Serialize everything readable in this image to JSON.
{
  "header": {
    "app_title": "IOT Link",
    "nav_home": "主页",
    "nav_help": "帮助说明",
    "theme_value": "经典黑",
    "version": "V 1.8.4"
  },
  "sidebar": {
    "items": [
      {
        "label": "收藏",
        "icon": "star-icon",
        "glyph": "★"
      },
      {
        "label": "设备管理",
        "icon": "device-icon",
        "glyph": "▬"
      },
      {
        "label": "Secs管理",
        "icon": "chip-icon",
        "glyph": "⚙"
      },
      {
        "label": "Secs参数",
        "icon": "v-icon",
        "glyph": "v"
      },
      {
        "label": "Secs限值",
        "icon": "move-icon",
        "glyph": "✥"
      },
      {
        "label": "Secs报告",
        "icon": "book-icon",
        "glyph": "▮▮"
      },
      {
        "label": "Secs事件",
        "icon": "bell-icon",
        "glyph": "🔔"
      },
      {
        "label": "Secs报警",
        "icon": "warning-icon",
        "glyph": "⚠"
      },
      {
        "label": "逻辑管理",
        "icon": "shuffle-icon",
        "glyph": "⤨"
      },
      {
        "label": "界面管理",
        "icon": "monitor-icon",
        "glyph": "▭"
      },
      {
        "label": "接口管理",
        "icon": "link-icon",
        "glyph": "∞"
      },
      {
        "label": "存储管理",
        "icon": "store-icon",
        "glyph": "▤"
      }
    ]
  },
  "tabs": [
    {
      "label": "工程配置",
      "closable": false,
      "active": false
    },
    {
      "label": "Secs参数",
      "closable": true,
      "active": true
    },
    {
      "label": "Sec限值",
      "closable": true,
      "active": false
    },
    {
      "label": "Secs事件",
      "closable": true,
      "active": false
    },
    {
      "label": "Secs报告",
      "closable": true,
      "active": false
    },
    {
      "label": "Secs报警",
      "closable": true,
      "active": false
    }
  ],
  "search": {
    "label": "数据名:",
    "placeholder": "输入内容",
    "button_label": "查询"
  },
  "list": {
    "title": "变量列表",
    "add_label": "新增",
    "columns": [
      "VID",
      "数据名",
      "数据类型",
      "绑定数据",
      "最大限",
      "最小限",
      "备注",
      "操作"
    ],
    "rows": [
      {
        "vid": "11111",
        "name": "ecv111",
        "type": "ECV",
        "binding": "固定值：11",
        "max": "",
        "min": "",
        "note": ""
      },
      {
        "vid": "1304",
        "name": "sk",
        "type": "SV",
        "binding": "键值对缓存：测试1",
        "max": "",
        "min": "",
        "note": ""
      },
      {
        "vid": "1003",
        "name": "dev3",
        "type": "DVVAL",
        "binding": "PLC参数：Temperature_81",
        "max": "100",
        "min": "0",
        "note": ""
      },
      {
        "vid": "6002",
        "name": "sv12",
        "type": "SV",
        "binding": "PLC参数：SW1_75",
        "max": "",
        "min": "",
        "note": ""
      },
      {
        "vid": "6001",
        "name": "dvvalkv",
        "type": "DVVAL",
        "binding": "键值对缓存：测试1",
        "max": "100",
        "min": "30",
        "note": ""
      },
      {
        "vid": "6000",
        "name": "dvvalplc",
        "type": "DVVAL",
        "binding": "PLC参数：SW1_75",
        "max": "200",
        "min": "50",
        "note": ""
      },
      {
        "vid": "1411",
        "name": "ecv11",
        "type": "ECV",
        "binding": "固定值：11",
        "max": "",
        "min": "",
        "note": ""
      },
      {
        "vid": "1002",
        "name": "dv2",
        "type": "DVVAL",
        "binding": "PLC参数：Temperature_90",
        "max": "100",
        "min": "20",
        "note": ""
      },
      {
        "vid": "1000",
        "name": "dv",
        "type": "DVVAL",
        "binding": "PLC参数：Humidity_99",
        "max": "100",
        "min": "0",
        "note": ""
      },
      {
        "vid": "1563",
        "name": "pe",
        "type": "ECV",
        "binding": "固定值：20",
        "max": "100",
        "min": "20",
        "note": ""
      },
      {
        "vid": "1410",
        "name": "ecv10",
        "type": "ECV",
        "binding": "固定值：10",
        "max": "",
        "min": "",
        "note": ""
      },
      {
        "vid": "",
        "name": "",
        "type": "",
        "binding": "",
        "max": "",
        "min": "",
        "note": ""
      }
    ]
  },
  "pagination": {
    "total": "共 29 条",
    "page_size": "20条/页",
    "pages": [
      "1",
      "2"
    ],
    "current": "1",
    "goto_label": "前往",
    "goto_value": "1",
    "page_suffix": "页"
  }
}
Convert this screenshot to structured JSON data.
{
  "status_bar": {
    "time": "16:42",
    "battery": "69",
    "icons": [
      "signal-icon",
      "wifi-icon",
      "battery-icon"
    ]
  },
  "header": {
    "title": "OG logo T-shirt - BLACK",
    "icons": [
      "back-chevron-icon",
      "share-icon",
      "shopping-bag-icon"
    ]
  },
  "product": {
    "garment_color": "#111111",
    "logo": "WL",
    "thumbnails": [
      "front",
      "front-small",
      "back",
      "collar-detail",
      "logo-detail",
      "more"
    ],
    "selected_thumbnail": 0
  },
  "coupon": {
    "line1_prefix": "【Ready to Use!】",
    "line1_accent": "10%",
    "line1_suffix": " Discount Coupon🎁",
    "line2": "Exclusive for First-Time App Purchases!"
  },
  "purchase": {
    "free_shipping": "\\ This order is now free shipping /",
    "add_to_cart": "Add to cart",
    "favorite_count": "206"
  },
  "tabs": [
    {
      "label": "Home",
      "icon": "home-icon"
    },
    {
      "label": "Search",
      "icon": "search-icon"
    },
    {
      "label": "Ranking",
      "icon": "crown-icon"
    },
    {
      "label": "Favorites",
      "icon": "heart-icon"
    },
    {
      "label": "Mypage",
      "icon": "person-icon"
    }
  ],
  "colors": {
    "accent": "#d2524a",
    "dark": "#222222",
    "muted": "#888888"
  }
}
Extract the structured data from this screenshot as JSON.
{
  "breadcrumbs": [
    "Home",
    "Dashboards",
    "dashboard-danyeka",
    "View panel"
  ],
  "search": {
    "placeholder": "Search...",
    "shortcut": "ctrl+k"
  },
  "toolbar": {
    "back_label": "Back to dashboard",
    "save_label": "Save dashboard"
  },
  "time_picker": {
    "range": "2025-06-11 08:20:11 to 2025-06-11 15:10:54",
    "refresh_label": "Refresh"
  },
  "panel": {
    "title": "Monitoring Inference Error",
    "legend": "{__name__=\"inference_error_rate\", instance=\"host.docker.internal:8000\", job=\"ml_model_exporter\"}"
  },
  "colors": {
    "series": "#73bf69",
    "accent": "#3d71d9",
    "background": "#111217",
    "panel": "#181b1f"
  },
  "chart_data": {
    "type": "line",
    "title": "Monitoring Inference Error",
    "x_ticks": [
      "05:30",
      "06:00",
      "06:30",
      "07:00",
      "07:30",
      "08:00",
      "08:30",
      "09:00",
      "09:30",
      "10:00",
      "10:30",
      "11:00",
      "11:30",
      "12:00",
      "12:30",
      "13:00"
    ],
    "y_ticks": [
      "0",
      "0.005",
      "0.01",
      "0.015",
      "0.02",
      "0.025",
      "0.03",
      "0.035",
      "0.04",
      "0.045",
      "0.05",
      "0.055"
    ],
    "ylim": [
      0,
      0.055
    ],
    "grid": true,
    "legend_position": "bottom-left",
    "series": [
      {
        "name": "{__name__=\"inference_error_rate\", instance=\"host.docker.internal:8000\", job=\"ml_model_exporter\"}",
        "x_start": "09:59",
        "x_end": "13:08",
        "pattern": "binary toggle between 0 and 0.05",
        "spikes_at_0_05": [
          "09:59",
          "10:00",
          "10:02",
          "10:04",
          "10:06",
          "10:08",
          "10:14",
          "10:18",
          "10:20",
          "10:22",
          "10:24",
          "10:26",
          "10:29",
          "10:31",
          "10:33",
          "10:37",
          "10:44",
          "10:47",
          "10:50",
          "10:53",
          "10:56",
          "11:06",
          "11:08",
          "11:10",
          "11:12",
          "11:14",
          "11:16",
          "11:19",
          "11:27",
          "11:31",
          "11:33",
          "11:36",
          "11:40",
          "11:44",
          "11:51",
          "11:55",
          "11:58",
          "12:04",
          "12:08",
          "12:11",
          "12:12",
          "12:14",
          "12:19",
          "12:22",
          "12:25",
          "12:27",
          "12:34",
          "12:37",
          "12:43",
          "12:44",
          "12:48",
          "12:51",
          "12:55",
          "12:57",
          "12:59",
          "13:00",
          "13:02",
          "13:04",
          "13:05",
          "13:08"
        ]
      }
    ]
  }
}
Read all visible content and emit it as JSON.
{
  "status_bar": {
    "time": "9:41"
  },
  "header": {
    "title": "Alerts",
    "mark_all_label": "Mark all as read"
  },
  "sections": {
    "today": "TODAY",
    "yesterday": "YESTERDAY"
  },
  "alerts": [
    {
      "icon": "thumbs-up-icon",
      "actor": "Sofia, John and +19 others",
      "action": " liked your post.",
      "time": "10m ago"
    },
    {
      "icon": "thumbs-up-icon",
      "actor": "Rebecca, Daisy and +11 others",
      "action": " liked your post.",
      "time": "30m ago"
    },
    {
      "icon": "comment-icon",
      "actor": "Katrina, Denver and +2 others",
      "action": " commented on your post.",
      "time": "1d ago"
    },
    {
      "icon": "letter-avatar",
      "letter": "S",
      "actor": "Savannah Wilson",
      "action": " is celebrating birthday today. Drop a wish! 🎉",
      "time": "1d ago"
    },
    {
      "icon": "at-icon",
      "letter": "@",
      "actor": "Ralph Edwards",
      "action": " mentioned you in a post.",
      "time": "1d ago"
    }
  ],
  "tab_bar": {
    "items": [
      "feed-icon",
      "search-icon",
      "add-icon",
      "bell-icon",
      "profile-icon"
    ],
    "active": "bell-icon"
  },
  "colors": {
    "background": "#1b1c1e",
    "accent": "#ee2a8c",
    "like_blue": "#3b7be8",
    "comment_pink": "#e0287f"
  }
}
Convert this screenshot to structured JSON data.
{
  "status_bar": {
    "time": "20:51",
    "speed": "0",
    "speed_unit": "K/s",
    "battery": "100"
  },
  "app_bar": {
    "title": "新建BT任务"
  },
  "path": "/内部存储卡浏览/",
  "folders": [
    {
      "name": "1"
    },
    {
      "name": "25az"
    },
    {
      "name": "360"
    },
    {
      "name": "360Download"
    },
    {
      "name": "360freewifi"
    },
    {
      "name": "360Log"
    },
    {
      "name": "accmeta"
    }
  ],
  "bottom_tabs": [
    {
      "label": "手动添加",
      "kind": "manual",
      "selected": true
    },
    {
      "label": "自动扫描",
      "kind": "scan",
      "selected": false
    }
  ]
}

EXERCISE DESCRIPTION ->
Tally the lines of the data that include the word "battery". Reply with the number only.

ANSWER TO THIS PROBLEM ->
3